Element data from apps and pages
- Opening Delimiter -
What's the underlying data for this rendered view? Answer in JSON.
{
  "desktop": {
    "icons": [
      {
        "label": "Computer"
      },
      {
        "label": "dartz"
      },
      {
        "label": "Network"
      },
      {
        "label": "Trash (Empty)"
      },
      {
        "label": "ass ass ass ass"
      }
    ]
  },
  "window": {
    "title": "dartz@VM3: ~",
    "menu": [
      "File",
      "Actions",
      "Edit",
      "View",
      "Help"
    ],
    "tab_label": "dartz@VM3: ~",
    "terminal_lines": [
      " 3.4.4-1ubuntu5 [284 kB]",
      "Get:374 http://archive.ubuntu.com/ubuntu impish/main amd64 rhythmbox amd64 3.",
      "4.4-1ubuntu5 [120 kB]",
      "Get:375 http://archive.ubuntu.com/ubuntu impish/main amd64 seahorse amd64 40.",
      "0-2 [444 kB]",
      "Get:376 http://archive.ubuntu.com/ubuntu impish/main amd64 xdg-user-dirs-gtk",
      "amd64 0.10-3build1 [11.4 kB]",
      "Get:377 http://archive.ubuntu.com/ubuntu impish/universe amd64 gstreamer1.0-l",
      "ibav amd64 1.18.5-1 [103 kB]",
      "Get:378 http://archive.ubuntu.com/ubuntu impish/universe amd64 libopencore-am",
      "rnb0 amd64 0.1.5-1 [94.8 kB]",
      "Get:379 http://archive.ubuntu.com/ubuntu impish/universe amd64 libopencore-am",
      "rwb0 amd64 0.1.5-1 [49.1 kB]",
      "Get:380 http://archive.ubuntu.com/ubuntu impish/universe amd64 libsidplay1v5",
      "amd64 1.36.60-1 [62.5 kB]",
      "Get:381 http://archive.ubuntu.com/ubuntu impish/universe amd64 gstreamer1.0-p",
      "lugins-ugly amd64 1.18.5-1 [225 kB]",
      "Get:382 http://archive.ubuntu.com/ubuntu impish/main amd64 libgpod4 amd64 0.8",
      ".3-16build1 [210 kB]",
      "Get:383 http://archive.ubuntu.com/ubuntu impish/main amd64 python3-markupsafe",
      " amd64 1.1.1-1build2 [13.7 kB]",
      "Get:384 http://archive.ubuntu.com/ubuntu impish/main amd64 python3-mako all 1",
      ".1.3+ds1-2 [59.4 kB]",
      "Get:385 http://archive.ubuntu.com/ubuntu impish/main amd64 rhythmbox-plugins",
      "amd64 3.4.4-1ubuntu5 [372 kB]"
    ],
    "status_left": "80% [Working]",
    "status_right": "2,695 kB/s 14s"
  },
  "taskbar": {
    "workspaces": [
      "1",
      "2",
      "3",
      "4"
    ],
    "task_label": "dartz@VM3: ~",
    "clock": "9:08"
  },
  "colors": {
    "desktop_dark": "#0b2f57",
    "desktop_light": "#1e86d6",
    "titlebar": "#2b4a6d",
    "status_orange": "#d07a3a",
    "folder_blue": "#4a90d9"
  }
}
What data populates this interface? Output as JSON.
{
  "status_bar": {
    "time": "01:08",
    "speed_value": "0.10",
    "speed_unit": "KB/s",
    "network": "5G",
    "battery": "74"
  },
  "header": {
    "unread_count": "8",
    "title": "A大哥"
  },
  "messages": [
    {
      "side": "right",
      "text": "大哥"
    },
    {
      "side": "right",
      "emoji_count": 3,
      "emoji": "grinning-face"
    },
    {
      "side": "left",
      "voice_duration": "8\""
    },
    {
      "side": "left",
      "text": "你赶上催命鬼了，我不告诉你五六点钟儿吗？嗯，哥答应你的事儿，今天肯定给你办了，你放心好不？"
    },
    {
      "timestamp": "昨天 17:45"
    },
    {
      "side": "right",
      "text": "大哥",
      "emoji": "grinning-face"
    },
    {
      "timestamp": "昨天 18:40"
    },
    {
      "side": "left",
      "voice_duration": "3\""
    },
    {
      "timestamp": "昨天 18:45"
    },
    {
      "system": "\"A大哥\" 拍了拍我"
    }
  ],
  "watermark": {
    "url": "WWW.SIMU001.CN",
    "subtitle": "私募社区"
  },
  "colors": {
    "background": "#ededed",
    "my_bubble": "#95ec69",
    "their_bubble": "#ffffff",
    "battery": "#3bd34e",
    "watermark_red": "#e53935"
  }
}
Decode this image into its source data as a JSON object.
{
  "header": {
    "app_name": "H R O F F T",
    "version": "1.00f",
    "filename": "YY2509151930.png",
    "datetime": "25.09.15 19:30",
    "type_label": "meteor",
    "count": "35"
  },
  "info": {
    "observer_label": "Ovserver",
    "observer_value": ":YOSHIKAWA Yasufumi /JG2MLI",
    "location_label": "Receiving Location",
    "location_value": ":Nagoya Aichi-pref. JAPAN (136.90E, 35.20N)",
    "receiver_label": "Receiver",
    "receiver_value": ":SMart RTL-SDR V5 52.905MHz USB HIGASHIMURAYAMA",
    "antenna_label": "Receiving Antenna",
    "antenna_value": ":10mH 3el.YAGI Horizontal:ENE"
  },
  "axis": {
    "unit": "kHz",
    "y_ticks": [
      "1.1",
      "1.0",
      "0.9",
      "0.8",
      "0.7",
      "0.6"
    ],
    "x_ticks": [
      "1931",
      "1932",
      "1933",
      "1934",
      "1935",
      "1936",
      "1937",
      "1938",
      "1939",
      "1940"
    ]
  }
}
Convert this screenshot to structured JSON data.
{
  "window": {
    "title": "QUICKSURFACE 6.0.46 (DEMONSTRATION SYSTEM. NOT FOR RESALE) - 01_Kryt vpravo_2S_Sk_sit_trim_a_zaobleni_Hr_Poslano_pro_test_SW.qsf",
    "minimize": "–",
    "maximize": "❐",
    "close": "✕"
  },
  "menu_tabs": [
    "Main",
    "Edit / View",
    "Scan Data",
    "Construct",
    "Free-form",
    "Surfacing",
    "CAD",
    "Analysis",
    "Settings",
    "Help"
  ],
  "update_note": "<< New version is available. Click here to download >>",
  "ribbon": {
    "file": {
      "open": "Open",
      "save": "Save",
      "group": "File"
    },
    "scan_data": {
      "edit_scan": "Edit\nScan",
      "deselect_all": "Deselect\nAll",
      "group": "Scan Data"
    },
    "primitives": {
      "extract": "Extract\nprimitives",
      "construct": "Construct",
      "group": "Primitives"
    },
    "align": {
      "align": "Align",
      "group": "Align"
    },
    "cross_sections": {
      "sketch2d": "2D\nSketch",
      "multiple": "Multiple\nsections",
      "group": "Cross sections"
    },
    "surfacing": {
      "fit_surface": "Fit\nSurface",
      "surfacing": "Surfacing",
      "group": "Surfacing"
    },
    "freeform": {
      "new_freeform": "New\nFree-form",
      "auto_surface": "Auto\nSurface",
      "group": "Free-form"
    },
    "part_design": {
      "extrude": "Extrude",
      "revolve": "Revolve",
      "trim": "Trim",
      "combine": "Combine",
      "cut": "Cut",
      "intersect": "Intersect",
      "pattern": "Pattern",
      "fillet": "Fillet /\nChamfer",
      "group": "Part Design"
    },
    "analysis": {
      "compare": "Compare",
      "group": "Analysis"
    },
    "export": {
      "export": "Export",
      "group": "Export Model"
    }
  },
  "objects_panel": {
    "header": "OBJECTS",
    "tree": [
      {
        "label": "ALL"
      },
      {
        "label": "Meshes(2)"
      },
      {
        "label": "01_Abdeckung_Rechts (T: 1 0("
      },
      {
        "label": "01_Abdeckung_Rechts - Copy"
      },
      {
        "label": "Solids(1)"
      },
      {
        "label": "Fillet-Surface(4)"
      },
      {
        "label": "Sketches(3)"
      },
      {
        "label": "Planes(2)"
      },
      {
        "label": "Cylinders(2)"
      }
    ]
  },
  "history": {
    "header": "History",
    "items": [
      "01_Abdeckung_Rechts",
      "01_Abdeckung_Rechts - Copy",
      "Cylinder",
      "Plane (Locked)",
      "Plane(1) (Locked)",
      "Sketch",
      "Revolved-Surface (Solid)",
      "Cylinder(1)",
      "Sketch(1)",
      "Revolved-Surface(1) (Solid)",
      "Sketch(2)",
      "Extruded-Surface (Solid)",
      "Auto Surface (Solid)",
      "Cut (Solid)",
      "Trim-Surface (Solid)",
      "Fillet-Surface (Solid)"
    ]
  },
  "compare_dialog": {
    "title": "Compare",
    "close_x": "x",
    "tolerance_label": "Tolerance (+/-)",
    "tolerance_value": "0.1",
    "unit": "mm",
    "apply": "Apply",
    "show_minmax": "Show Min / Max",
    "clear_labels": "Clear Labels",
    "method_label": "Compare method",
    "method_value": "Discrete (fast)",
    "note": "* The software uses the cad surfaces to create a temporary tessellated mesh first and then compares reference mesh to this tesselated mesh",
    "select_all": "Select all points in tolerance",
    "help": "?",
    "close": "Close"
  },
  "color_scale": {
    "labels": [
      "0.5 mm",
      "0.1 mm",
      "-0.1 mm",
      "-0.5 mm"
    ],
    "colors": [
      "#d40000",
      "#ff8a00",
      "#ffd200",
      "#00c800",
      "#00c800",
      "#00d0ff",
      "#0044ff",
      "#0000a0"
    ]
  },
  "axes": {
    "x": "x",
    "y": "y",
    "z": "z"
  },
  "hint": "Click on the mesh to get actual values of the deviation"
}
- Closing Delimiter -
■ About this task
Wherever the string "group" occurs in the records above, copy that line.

■ Result for this exercise
      "group": "File"
      "group": "Scan Data"
      "group": "Primitives"
      "group": "Align"
      "group": "Cross sections"
      "group": "Surfacing"
      "group": "Free-form"
      "group": "Part Design"
      "group": "Analysis"
      "group": "Export Model"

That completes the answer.